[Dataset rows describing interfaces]
· · · ·

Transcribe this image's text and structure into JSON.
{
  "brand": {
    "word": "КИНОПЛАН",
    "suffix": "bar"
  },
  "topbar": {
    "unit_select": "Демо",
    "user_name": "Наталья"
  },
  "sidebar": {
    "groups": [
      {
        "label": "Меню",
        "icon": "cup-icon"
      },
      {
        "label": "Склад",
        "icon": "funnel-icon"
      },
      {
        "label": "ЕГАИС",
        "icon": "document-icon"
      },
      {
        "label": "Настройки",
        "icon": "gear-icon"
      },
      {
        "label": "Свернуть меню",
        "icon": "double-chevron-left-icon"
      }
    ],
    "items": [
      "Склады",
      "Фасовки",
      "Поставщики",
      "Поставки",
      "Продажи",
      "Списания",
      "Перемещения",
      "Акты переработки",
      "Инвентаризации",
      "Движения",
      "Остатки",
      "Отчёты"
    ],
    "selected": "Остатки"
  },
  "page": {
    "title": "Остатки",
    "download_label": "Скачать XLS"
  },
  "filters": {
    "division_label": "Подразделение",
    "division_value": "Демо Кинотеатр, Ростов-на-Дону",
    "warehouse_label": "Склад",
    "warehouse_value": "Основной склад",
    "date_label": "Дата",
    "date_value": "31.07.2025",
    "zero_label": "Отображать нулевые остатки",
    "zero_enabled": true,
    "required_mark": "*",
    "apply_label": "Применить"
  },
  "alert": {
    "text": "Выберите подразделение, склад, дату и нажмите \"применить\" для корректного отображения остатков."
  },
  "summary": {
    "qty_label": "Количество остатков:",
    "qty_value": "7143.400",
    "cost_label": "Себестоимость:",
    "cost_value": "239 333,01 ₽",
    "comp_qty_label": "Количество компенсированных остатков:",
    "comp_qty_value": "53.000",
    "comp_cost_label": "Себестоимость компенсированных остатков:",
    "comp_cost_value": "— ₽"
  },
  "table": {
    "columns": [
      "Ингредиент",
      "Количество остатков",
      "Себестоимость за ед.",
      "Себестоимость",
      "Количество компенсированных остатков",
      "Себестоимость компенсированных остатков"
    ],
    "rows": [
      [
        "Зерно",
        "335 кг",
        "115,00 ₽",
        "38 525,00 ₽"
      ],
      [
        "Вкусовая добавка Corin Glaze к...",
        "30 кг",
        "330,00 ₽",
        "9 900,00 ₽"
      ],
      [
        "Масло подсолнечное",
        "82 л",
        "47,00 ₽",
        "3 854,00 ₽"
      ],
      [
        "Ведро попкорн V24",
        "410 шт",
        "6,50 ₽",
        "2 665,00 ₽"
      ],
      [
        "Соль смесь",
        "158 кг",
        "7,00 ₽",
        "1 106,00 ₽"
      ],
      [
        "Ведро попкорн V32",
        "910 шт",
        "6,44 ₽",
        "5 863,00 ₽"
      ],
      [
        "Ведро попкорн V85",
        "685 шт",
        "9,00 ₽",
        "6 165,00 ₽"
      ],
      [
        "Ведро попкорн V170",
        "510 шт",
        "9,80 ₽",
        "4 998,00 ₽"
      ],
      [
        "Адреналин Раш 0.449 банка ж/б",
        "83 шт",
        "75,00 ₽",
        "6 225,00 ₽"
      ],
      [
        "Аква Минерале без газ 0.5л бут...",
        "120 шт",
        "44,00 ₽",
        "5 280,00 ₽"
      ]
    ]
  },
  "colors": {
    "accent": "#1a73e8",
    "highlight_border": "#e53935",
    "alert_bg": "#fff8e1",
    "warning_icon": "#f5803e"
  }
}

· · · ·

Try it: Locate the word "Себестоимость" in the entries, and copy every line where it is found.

Result:
    "cost_label": "Себестоимость:",
    "comp_cost_label": "Себестоимость компенсированных остатков:",
      "Себестоимость за ед.",
      "Себестоимость",
      "Себестоимость компенсированных остатков"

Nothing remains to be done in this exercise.